Armed police stand in the street after a car crashed outside the Houses of Parliament in Westminster, London, on August 14.
Armed police stand in the street after a car crashed outside the Houses of Parliament in Westminster, London, on August 14.

British police investigating a man who drove into pedestrians outside Parliament early on August 14 say they are searching three addresses in central England as part of their inquiries.

London's Metropolitan Police said counterterrorism officers were carrying out searches in two addresses in Birmingham and one in Nottingham.

The driver, a 29-year-old British national, was arrested on suspicion of preparing a terrorist act, police said in a statement.

Police said there had been no other arrests in connection with the investigation.

Witnesses said the driver appeared to intentionally drive the car at high speed toward the steel-and-concrete security barriers that surround the British Parliament.

They said he hit at least one pedestrian before turning onto the wrong side of the road and hitting several cyclists at a busy intersection outside Parliament, and then accelerating into the barrier.

A man and a woman were taken to hospital with non-life-threatening injuries and had already been discharged, while another man was treated at the scene, the police statement said.

Police said the crash appeared to be a "deliberate act" and that the arrested suspect was not cooperating with investigators.
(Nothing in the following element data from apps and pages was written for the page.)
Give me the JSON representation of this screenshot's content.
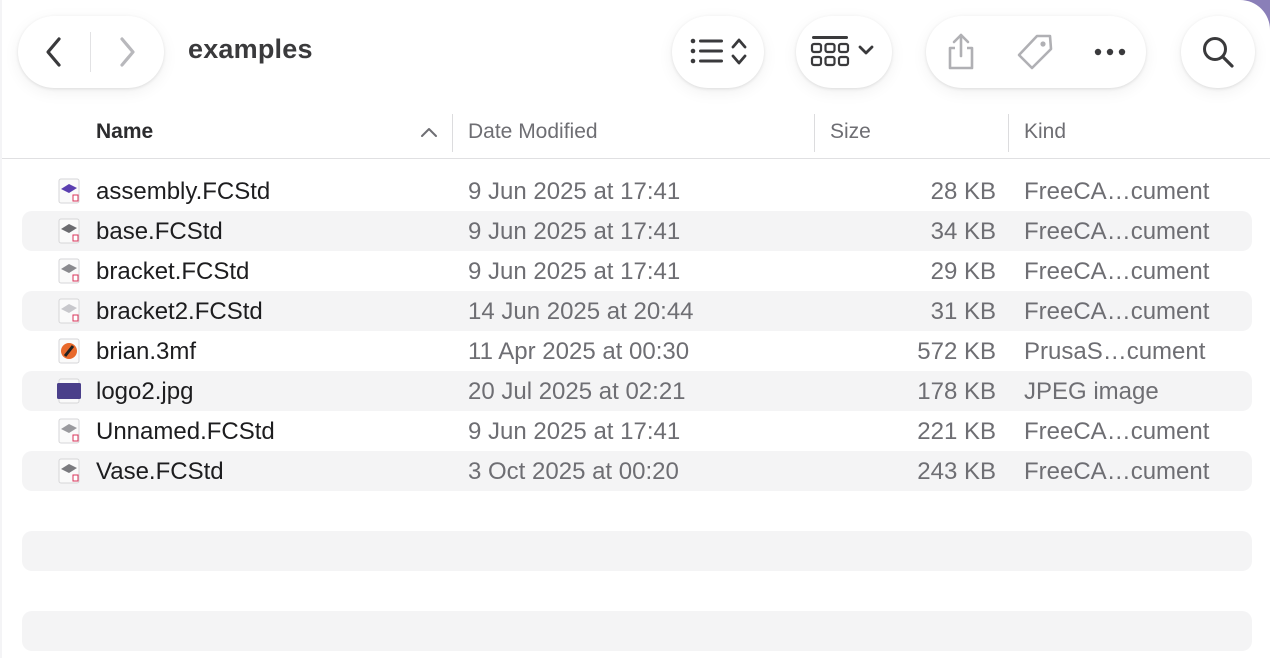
{
  "window": {
    "title": "examples"
  },
  "toolbar": {
    "back_icon": "chevron-left-icon",
    "forward_icon": "chevron-right-icon",
    "view_list_icon": "list-view-icon",
    "view_grid_icon": "grid-view-icon",
    "share_icon": "share-icon",
    "tag_icon": "tag-icon",
    "more_icon": "ellipsis-icon",
    "search_icon": "search-icon"
  },
  "columns": {
    "name": "Name",
    "date": "Date Modified",
    "size": "Size",
    "kind": "Kind"
  },
  "files": [
    {
      "name": "assembly.FCStd",
      "date": "9 Jun 2025 at 17:41",
      "size": "28 KB",
      "kind": "FreeCA…cument",
      "icon": "freecad-file-icon",
      "color": "#5b3fb0"
    },
    {
      "name": "base.FCStd",
      "date": "9 Jun 2025 at 17:41",
      "size": "34 KB",
      "kind": "FreeCA…cument",
      "icon": "freecad-file-icon",
      "color": "#6b6b6f"
    },
    {
      "name": "bracket.FCStd",
      "date": "9 Jun 2025 at 17:41",
      "size": "29 KB",
      "kind": "FreeCA…cument",
      "icon": "freecad-file-icon",
      "color": "#8a8a8e"
    },
    {
      "name": "bracket2.FCStd",
      "date": "14 Jun 2025 at 20:44",
      "size": "31 KB",
      "kind": "FreeCA…cument",
      "icon": "freecad-file-icon",
      "color": "#c8c8cc"
    },
    {
      "name": "brian.3mf",
      "date": "11 Apr 2025 at 00:30",
      "size": "572 KB",
      "kind": "PrusaS…cument",
      "icon": "prusaslicer-file-icon",
      "color": "#e8692b"
    },
    {
      "name": "logo2.jpg",
      "date": "20 Jul 2025 at 02:21",
      "size": "178 KB",
      "kind": "JPEG image",
      "icon": "image-file-icon",
      "color": "#4a3f8a"
    },
    {
      "name": "Unnamed.FCStd",
      "date": "9 Jun 2025 at 17:41",
      "size": "221 KB",
      "kind": "FreeCA…cument",
      "icon": "freecad-file-icon",
      "color": "#9a9a9e"
    },
    {
      "name": "Vase.FCStd",
      "date": "3 Oct 2025 at 00:20",
      "size": "243 KB",
      "kind": "FreeCA…cument",
      "icon": "freecad-file-icon",
      "color": "#7a7a7e"
    }
  ]
}
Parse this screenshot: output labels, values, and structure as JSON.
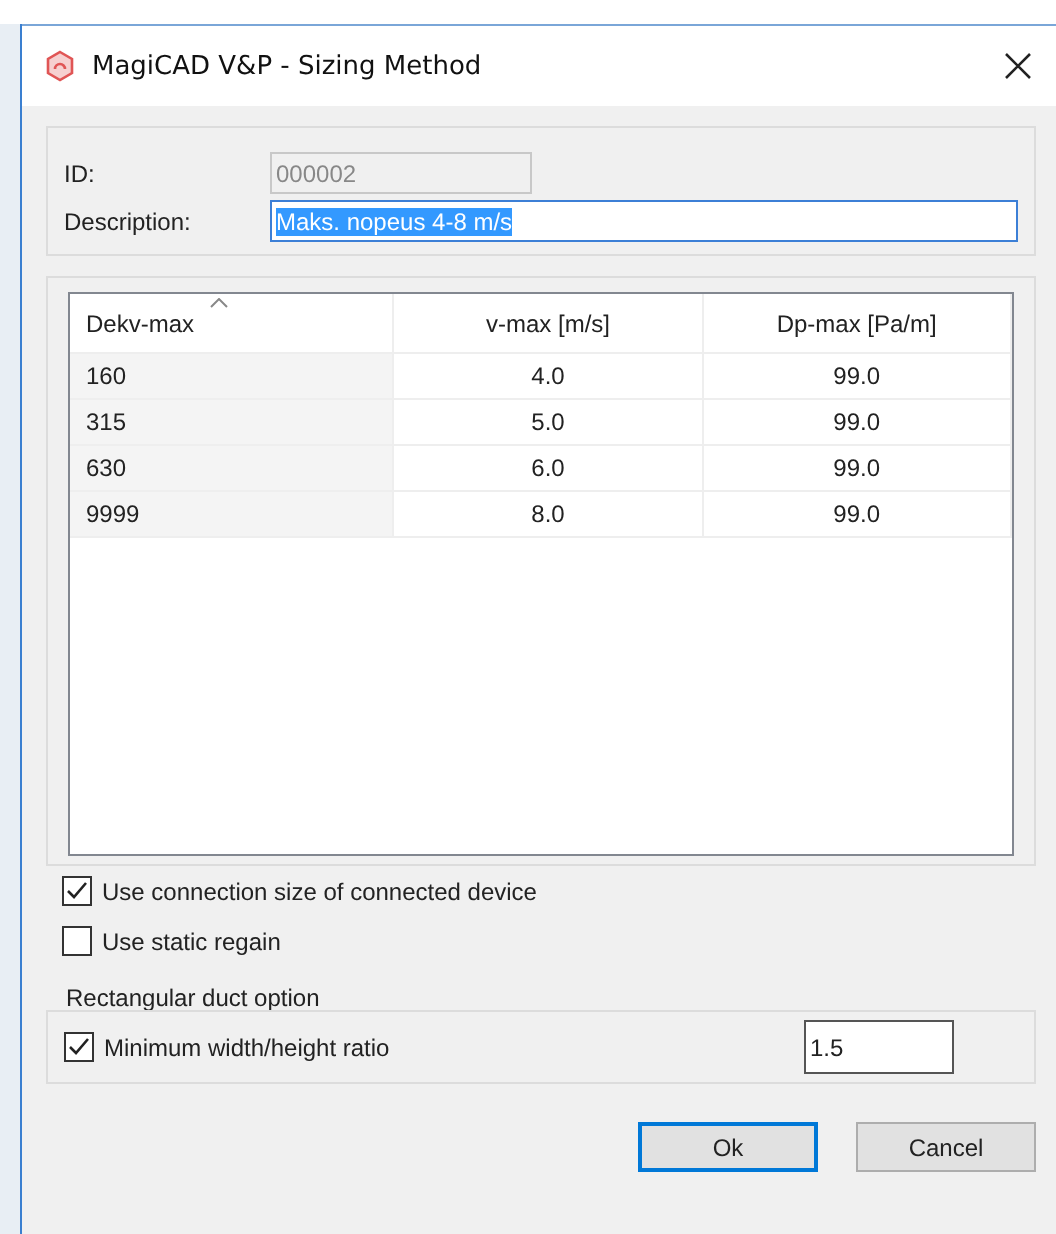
{
  "window": {
    "title": "MagiCAD V&P - Sizing Method"
  },
  "fields": [
    {
      "label": "ID:",
      "value": "000002",
      "disabled": true,
      "selected": false
    },
    {
      "label": "Description:",
      "value": "Maks. nopeus 4-8 m/s",
      "disabled": false,
      "selected": true
    }
  ],
  "table": {
    "columns": [
      {
        "label": "Dekv-max",
        "sorted": true
      },
      {
        "label": "v-max [m/s]",
        "sorted": false
      },
      {
        "label": "Dp-max [Pa/m]",
        "sorted": false
      }
    ],
    "rows": [
      [
        "160",
        "4.0",
        "99.0"
      ],
      [
        "315",
        "5.0",
        "99.0"
      ],
      [
        "630",
        "6.0",
        "99.0"
      ],
      [
        "9999",
        "8.0",
        "99.0"
      ]
    ]
  },
  "options": [
    {
      "label": "Use connection size of connected device",
      "checked": true
    },
    {
      "label": "Use static regain",
      "checked": false
    }
  ],
  "rect_group": {
    "title": "Rectangular duct option",
    "option": {
      "label": "Minimum width/height ratio",
      "checked": true
    },
    "value": "1.5"
  },
  "buttons": [
    {
      "label": "Ok",
      "default": true
    },
    {
      "label": "Cancel",
      "default": false
    }
  ]
}
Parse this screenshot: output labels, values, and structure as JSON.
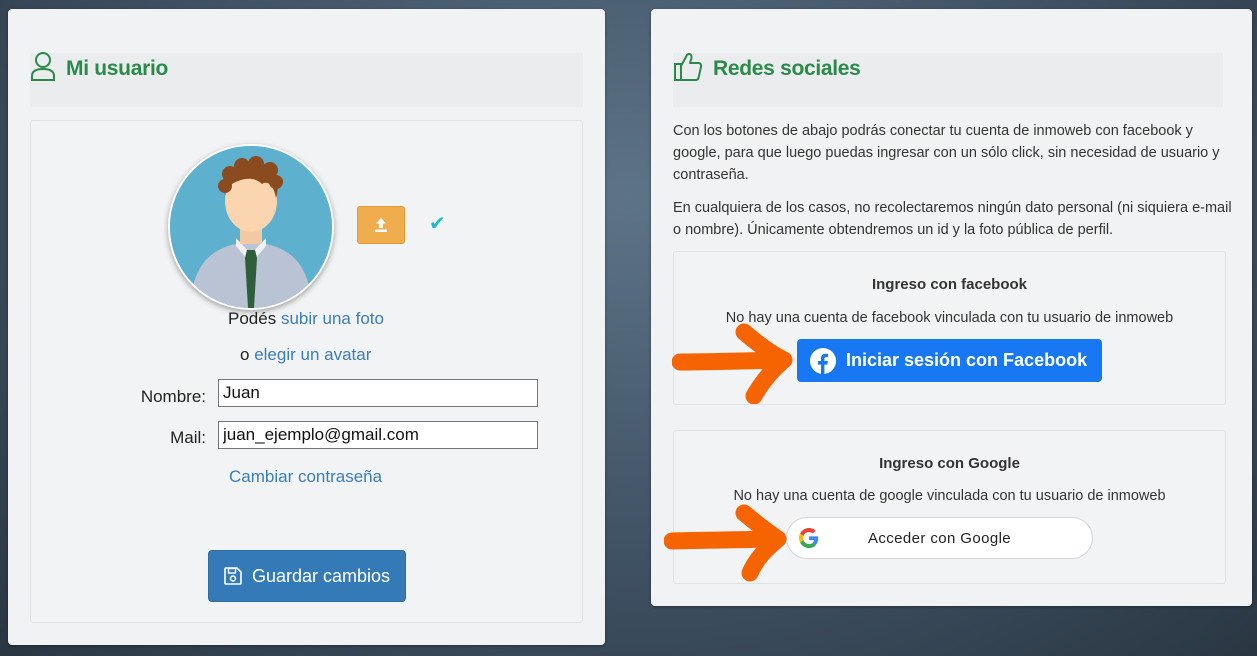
{
  "profile": {
    "title": "Mi usuario",
    "photo_prefix": "Podés",
    "upload_link": "subir una foto",
    "avatar_prefix": "o",
    "avatar_link": "elegir un avatar",
    "name_label": "Nombre:",
    "name_value": "Juan",
    "mail_label": "Mail:",
    "mail_value": "juan_ejemplo@gmail.com",
    "change_password": "Cambiar contraseña",
    "save_label": "Guardar cambios"
  },
  "social": {
    "title": "Redes sociales",
    "description_1": "Con los botones de abajo podrás conectar tu cuenta de inmoweb con facebook y google, para que luego puedas ingresar con un sólo click, sin necesidad de usuario y contraseña.",
    "description_2": "En cualquiera de los casos, no recolectaremos ningún dato personal (ni siquiera e-mail o nombre). Únicamente obtendremos un id y la foto pública de perfil.",
    "facebook": {
      "title": "Ingreso con facebook",
      "status": "No hay una cuenta de facebook vinculada con tu usuario de inmoweb",
      "button": "Iniciar sesión con Facebook"
    },
    "google": {
      "title": "Ingreso con Google",
      "status": "No hay una cuenta de google vinculada con tu usuario de inmoweb",
      "button": "Acceder con Google"
    }
  },
  "colors": {
    "accent_green": "#2b8a4a",
    "link_blue": "#3b7db8",
    "primary_blue": "#337ab7",
    "facebook_blue": "#1877f2",
    "upload_orange": "#f0ad4e",
    "annotation_orange": "#f56400"
  },
  "icons": [
    "user-icon",
    "upload-icon",
    "check-icon",
    "floppy-icon",
    "thumbs-up-icon",
    "facebook-icon",
    "google-icon"
  ]
}
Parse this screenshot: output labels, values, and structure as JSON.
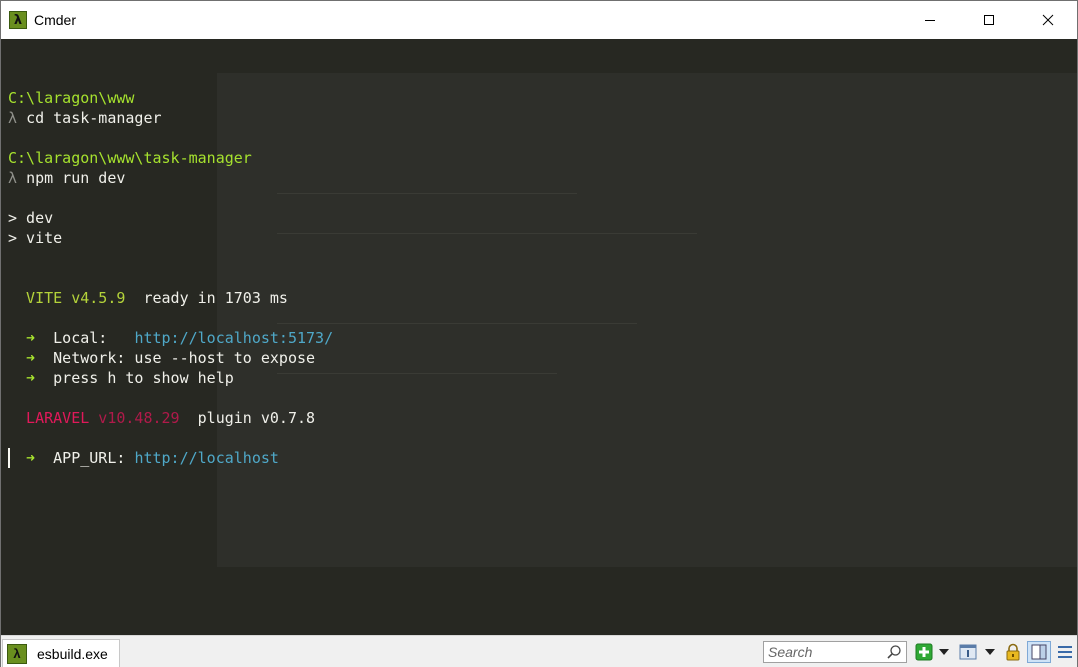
{
  "window": {
    "title": "Cmder"
  },
  "terminal": {
    "lines": [
      [],
      [
        {
          "t": "C:\\laragon\\www",
          "c": "green"
        }
      ],
      [
        {
          "t": "λ ",
          "c": "lambda"
        },
        {
          "t": "cd task-manager",
          "c": "white"
        }
      ],
      [],
      [
        {
          "t": "C:\\laragon\\www\\task-manager",
          "c": "green"
        }
      ],
      [
        {
          "t": "λ ",
          "c": "lambda"
        },
        {
          "t": "npm run dev",
          "c": "white"
        }
      ],
      [],
      [
        {
          "t": "> dev",
          "c": "white"
        }
      ],
      [
        {
          "t": "> vite",
          "c": "white"
        }
      ],
      [],
      [],
      [
        {
          "t": "  VITE v4.5.9",
          "c": "yellowgreen"
        },
        {
          "t": "  ready in ",
          "c": "white"
        },
        {
          "t": "1703",
          "c": "white"
        },
        {
          "t": " ms",
          "c": "white"
        }
      ],
      [],
      [
        {
          "t": "  ➜",
          "c": "green"
        },
        {
          "t": "  Local:   ",
          "c": "white"
        },
        {
          "t": "http://localhost:",
          "c": "cyan"
        },
        {
          "t": "5173",
          "c": "cyan"
        },
        {
          "t": "/",
          "c": "cyan"
        }
      ],
      [
        {
          "t": "  ➜",
          "c": "green"
        },
        {
          "t": "  Network: use ",
          "c": "white"
        },
        {
          "t": "--host",
          "c": "white"
        },
        {
          "t": " to expose",
          "c": "white"
        }
      ],
      [
        {
          "t": "  ➜",
          "c": "green"
        },
        {
          "t": "  press ",
          "c": "white"
        },
        {
          "t": "h",
          "c": "white"
        },
        {
          "t": " to show help",
          "c": "white"
        }
      ],
      [],
      [
        {
          "t": "  LARAVEL",
          "c": "red"
        },
        {
          "t": " v10.48.29",
          "c": "dimred"
        },
        {
          "t": "  plugin ",
          "c": "white"
        },
        {
          "t": "v0.7.8",
          "c": "white"
        }
      ],
      [],
      [
        {
          "t": "  ➜",
          "c": "green"
        },
        {
          "t": "  APP_URL: ",
          "c": "white"
        },
        {
          "t": "http://localhost",
          "c": "cyan"
        }
      ]
    ]
  },
  "statusbar": {
    "tab_label": "esbuild.exe",
    "search_placeholder": "Search"
  },
  "colors": {
    "background": "#272822",
    "prompt_path": "#a6e22e",
    "url": "#4fa8c8",
    "laravel": "#e0195a"
  }
}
No weapons were recovered at the scene of the crash in London's Westminster area.

Police say the car, which was privately owned, had travelled from Birmingham to London late on August 13.

The vehicle was then driven around the Westminster and Whitehall area from approximately 6 a.m. until the crash at 7:37 a.m. on August 14.

"At this early stage, there is no intelligence of further danger to Londoners or the rest of the U.K. in connection with this incident," the statement said.

The security barriers were extended after the Westminster Bridge attack in March 2017, when Khalid Masood drove a car at a high speed into crowds on Westminster Bridge and then crashed into a gate outside Parliament, killing four people.

"My thoughts are with those injured in the incident in Westminster and my thanks to the emergency services for their immediate and courageous response," U.K. Prime Minister Theresa May tweeted.

"Another terrorist attack in London...These animals are crazy and must be dealt with through toughness and strength!" U.S. President Donald Trump tweeted on August 14.

With reporting by AP, Reuters, BBC, and The Guardian